━━━ Data

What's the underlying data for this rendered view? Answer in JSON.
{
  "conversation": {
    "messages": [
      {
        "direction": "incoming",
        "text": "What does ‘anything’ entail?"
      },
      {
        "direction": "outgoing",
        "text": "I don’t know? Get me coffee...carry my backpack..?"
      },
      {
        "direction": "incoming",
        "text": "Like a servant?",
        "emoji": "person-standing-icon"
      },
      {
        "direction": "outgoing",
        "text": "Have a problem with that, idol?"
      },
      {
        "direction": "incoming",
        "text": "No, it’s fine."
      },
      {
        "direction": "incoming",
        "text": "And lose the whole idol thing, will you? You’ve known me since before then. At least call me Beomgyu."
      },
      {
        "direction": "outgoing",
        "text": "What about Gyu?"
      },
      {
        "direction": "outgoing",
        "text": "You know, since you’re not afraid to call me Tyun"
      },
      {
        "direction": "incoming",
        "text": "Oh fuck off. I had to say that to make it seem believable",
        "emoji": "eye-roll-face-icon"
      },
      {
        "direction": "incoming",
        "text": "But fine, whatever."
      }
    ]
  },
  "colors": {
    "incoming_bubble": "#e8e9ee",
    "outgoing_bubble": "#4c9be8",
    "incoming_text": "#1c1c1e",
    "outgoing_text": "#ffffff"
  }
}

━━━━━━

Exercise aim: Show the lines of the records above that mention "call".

Your solution:
        "text": "And lose the whole idol thing, will you? You’ve known me since before then. At least call me Beomgyu."
        "text": "You know, since you’re not afraid to call me Tyun"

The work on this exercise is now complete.